by Ewan Wilson
reviewed on PC
Horrors best left unspoken
The Dark Stone from Mebara launches as a tiny window on the desktop, hilariously dwarfed by modern resolutions. Full screening the program blows it up into an ugly, pixelated mess. Its retro aesthetic is partly due to the limitations of RPGMaker, the program used to create it. The game begins in the Pendleton agency, a dusty-brown office in 1924 Massachusetts. You play as an awkwardly-animated private detective named Monroe and are tasked with the investigation of a mysterious murder.
Leaving the building, I venture out onto the street. It’s a small, flat-looking strip of grey lined with some very odd looking parked cars. There are invisible walls on either side of the street and a fifteen second music clip loops (with an awkward pause between each play). It’s not very atmospheric, and it’s horribly ugly. I decide to snap a screenshot anyway. The game crashes – not the best first impression!
A cosmic contradiction
Ultimately, you’ll be thankful that the screenshot functionality is broken. Yet, The Dark Stone’s archaic aesthetic is in fact its strongest quality. It’s a smudged mess, filled with poorly edited music (piano + whispering) and horrifically drawn creatures – but all of that is relatively consistent with the Lovecraftian tone and the occult story The Dark Stone of Mebara wants to tell.
The turn-based RPG battles on the other hand are unforgivably jarring. They add nothing to the narrative and detract greatly from the overall setting and mood. These battles are thrown haphazardly between Monroe’s moody narration and the dialogue between the three, indistinguishable, Pendleton agency characters. Dark themes like sanity and the general fragility of the human mind are mere numbers in Dark Stone; stats grow and shrink with the use of basic abilities rather than being interesting mechanics which add a sense of dread.
Each battle is a lesson in frustration. The fights are straightforward slugfests where critical hits, misses and evades pop up randomly, and with devastating effect. Fights frequently require you to reload from a save, and with poor healing options, you can quickly paint yourself into a corner where progression becomes near-impossible. I suppose the combat system’s complete indifference to the misery it inflicts is, ironically, a sort of Lovecraftian theme.
Why the Old Gods no longer cut it
This weird mystery tale of cultists, mystical rocks and cosmic horror could have benefitted from having few fewer dimensions. There are limitations with RPGMaker, but To The Moon showed that not every game made using the program need shoehorn in turn-based battles in the style of a Super Nintendo RPG.

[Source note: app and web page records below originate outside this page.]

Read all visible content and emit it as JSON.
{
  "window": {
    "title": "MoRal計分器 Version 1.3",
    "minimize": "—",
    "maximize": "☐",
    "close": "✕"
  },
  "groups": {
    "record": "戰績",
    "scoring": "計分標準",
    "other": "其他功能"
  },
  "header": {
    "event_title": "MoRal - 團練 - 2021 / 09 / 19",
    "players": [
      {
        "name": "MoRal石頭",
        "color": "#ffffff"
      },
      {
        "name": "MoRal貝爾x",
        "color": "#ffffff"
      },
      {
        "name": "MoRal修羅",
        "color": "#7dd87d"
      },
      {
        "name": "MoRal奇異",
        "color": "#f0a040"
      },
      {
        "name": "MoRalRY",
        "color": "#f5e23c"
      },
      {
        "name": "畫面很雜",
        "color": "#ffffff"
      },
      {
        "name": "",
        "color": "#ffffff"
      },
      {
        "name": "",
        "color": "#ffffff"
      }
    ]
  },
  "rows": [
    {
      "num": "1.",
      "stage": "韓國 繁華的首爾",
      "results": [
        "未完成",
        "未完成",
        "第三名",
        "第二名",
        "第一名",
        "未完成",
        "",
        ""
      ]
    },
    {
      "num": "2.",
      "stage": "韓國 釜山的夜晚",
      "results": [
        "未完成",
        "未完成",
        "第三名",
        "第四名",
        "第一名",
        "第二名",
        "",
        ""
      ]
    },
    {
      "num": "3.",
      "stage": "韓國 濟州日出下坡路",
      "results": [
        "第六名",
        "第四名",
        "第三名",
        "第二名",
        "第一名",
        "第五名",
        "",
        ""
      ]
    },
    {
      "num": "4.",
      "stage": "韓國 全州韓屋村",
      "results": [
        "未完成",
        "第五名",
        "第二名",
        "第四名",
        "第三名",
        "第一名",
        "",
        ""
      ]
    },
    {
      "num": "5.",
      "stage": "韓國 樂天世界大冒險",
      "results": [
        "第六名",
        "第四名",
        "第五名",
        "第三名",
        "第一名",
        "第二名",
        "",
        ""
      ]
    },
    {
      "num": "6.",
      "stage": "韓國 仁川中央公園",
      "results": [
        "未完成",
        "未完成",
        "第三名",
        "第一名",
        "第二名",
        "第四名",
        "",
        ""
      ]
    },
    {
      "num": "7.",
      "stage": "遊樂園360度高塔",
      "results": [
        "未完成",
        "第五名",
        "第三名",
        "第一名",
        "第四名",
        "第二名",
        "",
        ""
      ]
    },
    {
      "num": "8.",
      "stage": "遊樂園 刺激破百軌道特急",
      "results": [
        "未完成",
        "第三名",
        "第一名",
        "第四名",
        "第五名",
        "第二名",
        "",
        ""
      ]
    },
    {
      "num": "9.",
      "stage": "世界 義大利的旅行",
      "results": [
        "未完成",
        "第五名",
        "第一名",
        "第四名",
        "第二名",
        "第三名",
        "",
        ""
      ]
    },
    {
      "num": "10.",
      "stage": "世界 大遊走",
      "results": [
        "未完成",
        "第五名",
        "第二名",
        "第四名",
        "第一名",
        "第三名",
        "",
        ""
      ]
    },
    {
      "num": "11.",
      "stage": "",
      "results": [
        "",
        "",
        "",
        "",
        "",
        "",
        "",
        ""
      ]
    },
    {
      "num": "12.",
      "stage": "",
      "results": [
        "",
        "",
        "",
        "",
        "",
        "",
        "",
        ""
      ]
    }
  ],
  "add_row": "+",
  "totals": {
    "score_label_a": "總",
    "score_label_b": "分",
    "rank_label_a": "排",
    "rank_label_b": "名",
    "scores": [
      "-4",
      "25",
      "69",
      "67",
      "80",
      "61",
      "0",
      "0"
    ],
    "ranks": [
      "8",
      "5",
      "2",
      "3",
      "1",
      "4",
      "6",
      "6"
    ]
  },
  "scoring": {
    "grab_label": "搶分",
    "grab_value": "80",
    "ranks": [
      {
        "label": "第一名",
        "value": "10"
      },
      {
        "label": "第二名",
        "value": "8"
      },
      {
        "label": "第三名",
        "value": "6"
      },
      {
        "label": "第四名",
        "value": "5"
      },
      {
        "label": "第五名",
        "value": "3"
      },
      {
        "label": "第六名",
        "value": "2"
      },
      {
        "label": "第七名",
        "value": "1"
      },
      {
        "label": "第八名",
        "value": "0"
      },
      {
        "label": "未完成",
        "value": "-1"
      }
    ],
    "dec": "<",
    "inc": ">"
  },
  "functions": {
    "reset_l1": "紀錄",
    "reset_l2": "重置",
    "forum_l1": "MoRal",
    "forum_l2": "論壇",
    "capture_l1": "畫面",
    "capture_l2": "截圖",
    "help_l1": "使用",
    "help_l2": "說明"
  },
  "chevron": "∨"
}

As it is, The Dark Stone is a completely uncomplimentary mix of basic literary conventions and obnoxiously bleeping “level-up” screens. When there are games like Sunless Sea so confidently stripping back obtuse and outdated mechanics in favour of telling a story and setting a particular mood, such a contradictory mix becomes unforgivable. That The Dark Stone of Mebara is also technically cumbersome is just the final nail in the coffin.
Happens to be inspired by Lovecraft
Horrible and frustratingly difficult combat, the RPG mechanics are completely antithetical to the mystery adventure, technically poor and even broken in some cases